Before the financial crisis of 2008 — before the gap between rich and poor was too big to ignore, before Trump, before #MeToo—the term “corporate responsibility” was in vogue.

Corporate responsibility at the time focused on the effects companies had outside their walls. The term was synonymous with minimizing carbon footprints, improving conditions for workers in foreign countries, giving back to local communities, and setting up volunteer days for staff. It was used in recruiting and investor communications with a few splashy webpages dedicated to impact and photos of people in T-shirts cleaning up parks and painting schools.

Today, instead of corporate responsibility, you hear about mission and vision, “making the world a better place” and “improving the lives of millions” one press release at a time. The ethos of our times (at least in tech, as I see it) is that you can drive social change through business means. By doing well in business, we can do good for the world. Of course, this worldview is being called into question with a backlash against big tech. For now, though, it remains the dominant narrative and the reason so many people seek mission-centric jobs.

Today, instead of corporate responsibility, you hear about mission and vision.

To be fair, many of these businesses are changing the world and, in some cases, significantly improving the lives of their customers. However, as was the case with corporate responsibility, the focus of mission-driven businesses tends to be external. What about corporate responsibility within a company’s walls?


There’s a growing responsibility within companies. Employers are being tasked with making decisions that are core to how we live our lives:

  • Whether you can afford health care (benefit packages)
  • Your likelihood of building wealth (compensation plans, including whether you’re paid in dollars, equity, or both)
  • The balance of responsibilities at home (parental leave policies)
  • Whether you work with people from different backgrounds (recruiting practices)
  • Whether your carpool, ride the train, or drive solo (commuter benefits)

These are big decisions. They influence and affect bigger issues like income inequality, gender roles, and health care insurance guidelines. Often, these decisions are made by a team that is perceived as “back office,” unsexy, and even a cost center: human resources. H.R. teams are tasked with huge charters, understaffed teams, and limited budgets.

Human resources is the hidden policy arm of America, and most CEOs don’t even realize they are so involved in politics.

But these decisions are not ones that should be shuffled to some back office department. 49% of Americans get health care insurance through their employers. More than a third of employers offer paid maternity leave beyond what laws require. 48% of private employers offer a retirement plan.
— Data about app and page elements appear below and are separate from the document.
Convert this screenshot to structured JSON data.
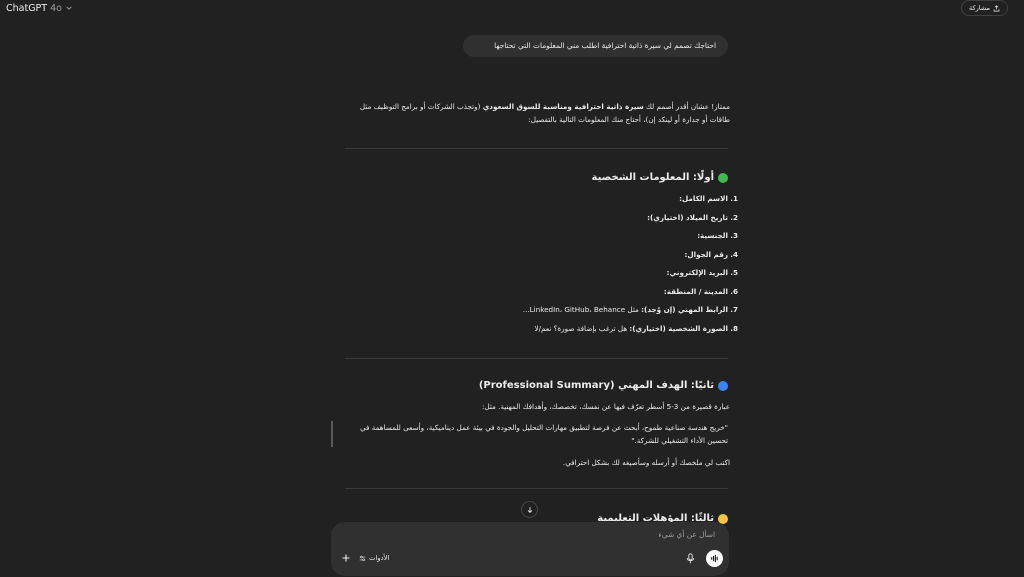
{
  "header": {
    "app_name": "ChatGPT",
    "model_version": "4o",
    "share_label": "مشاركة"
  },
  "chat": {
    "user_message": "احتاجك تصمم لي سيرة ذاتية احترافية اطلب مني المعلومات التي تحتاجها",
    "intro": {
      "part1": "ممتاز! عشان أقدر أصمم لك ",
      "bold1": "سيرة ذاتية احترافية ومناسبة للسوق السعودي",
      "part2": " (وتجذب الشركات أو برامج التوظيف مثل طاقات أو جدارة أو لينكد إن)، أحتاج منك المعلومات التالية بالتفصيل:"
    },
    "section1": {
      "title": "أولًا: المعلومات الشخصية",
      "items": [
        {
          "num": "1.",
          "label": "الاسم الكامل:",
          "detail": ""
        },
        {
          "num": "2.",
          "label": "تاريخ الميلاد (اختياري):",
          "detail": ""
        },
        {
          "num": "3.",
          "label": "الجنسية:",
          "detail": ""
        },
        {
          "num": "4.",
          "label": "رقم الجوال:",
          "detail": ""
        },
        {
          "num": "5.",
          "label": "البريد الإلكتروني:",
          "detail": ""
        },
        {
          "num": "6.",
          "label": "المدينة / المنطقة:",
          "detail": ""
        },
        {
          "num": "7.",
          "label": "الرابط المهني (إن وُجد):",
          "detail": " مثل LinkedIn، GitHub، Behance..."
        },
        {
          "num": "8.",
          "label": "الصورة الشخصية (اختياري):",
          "detail": " هل ترغب بإضافة صورة؟ نعم/لا"
        }
      ]
    },
    "section2": {
      "title": "ثانيًا: الهدف المهني (Professional Summary)",
      "description": "عبارة قصيرة من 3-5 أسطر تعرّف فيها عن نفسك، تخصصك، وأهدافك المهنية. مثل:",
      "quote": "\"خريج هندسة صناعية طموح، أبحث عن فرصة لتطبيق مهارات التحليل والجودة في بيئة عمل ديناميكية، وأسعى للمساهمة في تحسين الأداء التشغيلي للشركة.\"",
      "instruction": "اكتب لي ملخصك أو أرسله وسأصيغه لك بشكل احترافي."
    },
    "section3": {
      "title": "ثالثًا: المؤهلات التعليمية"
    }
  },
  "composer": {
    "placeholder": "اسأل عن أي شيء",
    "tools_label": "الأدوات"
  },
  "colors": {
    "background": "#212121",
    "bubble": "#303030",
    "green_dot": "#3fb950",
    "blue_dot": "#3b82f6",
    "yellow_dot": "#f5c542"
  }
}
Human resources is the hidden policy arm of America, and most CEOs don’t even realize how involved they are in politics.

Here’s just a glimpse of the kinds of questions and problems a human resource manager might face:

These problems are vast and overwhelming. Human resource managers are the catchall for finding whole-office solutions — from hiring agencies and candidate screening to career development and workplace culture. How are most companies tackling these responsibilities?

Outsourcing.

Employers are being tasked with making decisions that are core to how we live our lives.

To manage all these “back office” decisions, H.R. teams often rely on third parties. There are task-specific consultants and services for pawning off policy choices, and there are plenty of benefits-in-a-box solutions that take payroll, benefits, compliance, and all the H.R. work off a company’s hands altogether. Large companies sometimes even lend their resources and influence to organizations and national business groups that pool together to set homogenous benefits and office policies for massive groups of employees — thousands or tens of thousands of people — all at once.

Among V.C.-backed businesses, portfolio companies often share information. A few companies will align on a harassment policy, for example, or a benefits broker. Strength in numbers.


As an employee, you might not notice that your employer is actually sponsoring your social safety net. Especially not if you work at a tech company that competes for talent by offering stock options, robust benefits, and progressive policies on issues like parental leave.

But if you’re part of the 40 million “working poor”, or if you’re working outside of Silicon Valley, L.A. or N.Y.C. — or if a future recession no longer forces employers to compete on benefits — what then?

While it seems to be a given that employers will continue to provide people health care benefits and create policies that go beyond government minimums, this is far from guaranteed. And in this system, we’re leaving those policy choices not just up to employers but to employers’ human resources departments.

It might be time we stop treating these as decisions left to the “back office” and start handling them like what they actually are: public policy.